Thomas Frank, a man of many bellows, bellows yet again in the Wall Street Journal today, repeating his usual trope that anything associated with the Clinton presidency is toxic and that by associating himself with Clintonites, Barack Obama is in danger of becoming toxic, too. As usual, Frank—who wrote a whole book about the triumph of nitwit conservatism in Kansas without proposing a single specific policy that liberals might pursue to win them back–has nothing to say about Obama’s actual proposals. He’s just worried about the body language.
Let us review the bidding: Obama is proposing a stimulus package–including a massive, job-creating government investment program–that will total somewhere around $1 trillion. He has pledged, and may well succeed in enacting, a near-universal health care plan. He has pledged to reverse the Bush Administration’s foreign policy, to end the war in Iraq, to start talking with Iran, to negotiate a global warming treaty. (Hillary Clinton, the ultimate Clintonite, has pledged to enact those changes.) That doesn’t sound like a namby-pamby centrism to me.

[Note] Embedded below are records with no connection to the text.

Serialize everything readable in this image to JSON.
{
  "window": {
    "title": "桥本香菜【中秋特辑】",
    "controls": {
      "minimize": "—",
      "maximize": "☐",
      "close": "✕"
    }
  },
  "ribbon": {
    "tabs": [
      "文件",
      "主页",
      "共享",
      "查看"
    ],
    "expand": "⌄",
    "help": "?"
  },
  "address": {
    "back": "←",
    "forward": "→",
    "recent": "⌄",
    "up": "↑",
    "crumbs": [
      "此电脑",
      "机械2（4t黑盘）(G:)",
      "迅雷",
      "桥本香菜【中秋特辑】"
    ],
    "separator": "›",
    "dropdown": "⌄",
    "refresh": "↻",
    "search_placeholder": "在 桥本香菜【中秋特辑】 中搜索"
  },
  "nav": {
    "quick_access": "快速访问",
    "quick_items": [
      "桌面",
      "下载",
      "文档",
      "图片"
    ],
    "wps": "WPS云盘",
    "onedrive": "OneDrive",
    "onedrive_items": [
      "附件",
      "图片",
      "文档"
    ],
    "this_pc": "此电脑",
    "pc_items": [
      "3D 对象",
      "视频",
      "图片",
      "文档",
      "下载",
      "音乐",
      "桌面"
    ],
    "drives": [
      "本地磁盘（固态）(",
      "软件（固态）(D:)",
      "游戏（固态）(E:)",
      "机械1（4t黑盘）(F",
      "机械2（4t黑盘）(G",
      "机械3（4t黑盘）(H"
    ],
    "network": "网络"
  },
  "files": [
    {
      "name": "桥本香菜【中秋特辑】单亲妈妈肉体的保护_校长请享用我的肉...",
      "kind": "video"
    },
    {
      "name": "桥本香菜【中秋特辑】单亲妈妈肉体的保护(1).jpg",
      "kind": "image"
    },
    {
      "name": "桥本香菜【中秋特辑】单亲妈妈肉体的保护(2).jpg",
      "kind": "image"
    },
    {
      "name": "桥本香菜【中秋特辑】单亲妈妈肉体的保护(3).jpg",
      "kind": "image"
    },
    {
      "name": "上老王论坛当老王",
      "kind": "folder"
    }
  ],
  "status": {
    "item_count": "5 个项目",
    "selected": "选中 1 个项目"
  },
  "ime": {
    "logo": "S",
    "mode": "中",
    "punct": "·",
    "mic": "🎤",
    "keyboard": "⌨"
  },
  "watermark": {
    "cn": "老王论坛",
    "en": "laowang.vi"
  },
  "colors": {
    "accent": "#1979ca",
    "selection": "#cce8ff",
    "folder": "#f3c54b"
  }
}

Furthermore, when recounting the Clinton era, Frank somehow misses the crucial work done on behalf of the working poor–especially the expansion of the Earned Income Tax Credit. The fact is, single mothers eligible for welfare were receiving $7300 more per year at the end of the Clinton Administration than they were before it. Vast numbers of middle-class and lower-income kids were able to attend college on the Hope Scholarship program. I could go on…but these are the sorts of wonky details that apparently don’t interest Frank.
He may be right about Obama. The President-elect may turn out to be a feather pillow. But there is zero evidence of that yet–and Obama’s agenda certainly indicates otherwise. And I believe that Obama’s attempts to reach out to conservatives–yes, even the George Will dinner party–and moderates are not only smart politics, but a real effort to mitigate the poisonous atmosphere that has stifled Washington for the past twenty year. That may be bad news for polemicists like Frank; I suspect it will be very good news for the working people he says he cares about, but whose lives–both religious and economic–seem entirely foreign to him.